Segment Start: Exercise inputs

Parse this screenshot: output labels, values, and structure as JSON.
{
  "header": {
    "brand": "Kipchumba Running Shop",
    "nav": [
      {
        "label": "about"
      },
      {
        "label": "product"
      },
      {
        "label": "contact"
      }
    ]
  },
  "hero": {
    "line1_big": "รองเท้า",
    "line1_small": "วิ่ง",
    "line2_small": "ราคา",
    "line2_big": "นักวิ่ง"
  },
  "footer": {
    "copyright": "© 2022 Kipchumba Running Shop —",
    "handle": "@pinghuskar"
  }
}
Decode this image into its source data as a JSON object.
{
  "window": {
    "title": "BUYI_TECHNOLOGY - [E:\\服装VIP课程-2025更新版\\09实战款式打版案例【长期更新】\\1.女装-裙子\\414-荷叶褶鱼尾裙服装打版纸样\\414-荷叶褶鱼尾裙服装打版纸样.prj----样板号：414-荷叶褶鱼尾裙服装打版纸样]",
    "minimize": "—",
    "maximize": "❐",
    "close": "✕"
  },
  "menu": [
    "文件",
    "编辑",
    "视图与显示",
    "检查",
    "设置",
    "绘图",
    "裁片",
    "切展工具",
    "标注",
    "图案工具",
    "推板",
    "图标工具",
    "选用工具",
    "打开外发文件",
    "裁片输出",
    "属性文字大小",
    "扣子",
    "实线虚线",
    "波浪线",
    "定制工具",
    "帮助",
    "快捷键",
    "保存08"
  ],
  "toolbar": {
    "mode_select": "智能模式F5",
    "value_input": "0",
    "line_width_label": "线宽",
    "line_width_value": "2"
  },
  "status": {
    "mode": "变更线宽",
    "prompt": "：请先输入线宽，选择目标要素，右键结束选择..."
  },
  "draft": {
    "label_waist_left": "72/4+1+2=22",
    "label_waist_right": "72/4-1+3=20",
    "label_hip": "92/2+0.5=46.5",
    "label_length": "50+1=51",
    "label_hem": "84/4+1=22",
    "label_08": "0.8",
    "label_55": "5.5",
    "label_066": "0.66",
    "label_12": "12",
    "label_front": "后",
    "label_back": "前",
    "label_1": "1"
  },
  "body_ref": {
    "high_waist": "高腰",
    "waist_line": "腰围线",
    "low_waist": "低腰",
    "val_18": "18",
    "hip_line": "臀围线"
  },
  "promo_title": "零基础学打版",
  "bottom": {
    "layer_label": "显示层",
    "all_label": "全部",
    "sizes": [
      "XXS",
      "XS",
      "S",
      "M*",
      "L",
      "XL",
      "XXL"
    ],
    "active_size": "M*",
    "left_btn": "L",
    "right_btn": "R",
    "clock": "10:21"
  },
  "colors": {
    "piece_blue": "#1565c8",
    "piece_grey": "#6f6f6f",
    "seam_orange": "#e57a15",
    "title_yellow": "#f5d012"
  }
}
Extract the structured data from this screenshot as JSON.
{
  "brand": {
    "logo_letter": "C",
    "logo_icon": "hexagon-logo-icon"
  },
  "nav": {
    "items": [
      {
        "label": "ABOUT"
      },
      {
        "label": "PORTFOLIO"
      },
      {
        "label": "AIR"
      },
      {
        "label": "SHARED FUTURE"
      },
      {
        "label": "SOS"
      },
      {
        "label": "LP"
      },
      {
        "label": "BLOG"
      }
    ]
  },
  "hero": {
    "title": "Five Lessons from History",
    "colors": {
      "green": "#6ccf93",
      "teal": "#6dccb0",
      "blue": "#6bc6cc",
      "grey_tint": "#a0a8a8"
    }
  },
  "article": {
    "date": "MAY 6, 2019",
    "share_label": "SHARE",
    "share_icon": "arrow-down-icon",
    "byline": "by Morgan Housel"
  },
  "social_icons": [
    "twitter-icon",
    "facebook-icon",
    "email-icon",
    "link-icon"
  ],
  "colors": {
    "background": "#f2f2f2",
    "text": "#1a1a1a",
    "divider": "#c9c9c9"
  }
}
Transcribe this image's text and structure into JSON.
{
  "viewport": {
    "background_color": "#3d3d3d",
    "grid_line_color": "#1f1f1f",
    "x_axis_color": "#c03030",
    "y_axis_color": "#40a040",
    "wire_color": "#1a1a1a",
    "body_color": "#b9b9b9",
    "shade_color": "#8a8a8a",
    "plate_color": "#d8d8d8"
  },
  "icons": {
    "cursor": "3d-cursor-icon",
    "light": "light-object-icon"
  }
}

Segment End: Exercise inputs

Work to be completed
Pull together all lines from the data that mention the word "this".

Answer section
Parse this screenshot: output labels, values, and structure as JSON.
Decode this image into its source data as a JSON object.
Extract the structured data from this screenshot as JSON.
Transcribe this image's text and structure into JSON.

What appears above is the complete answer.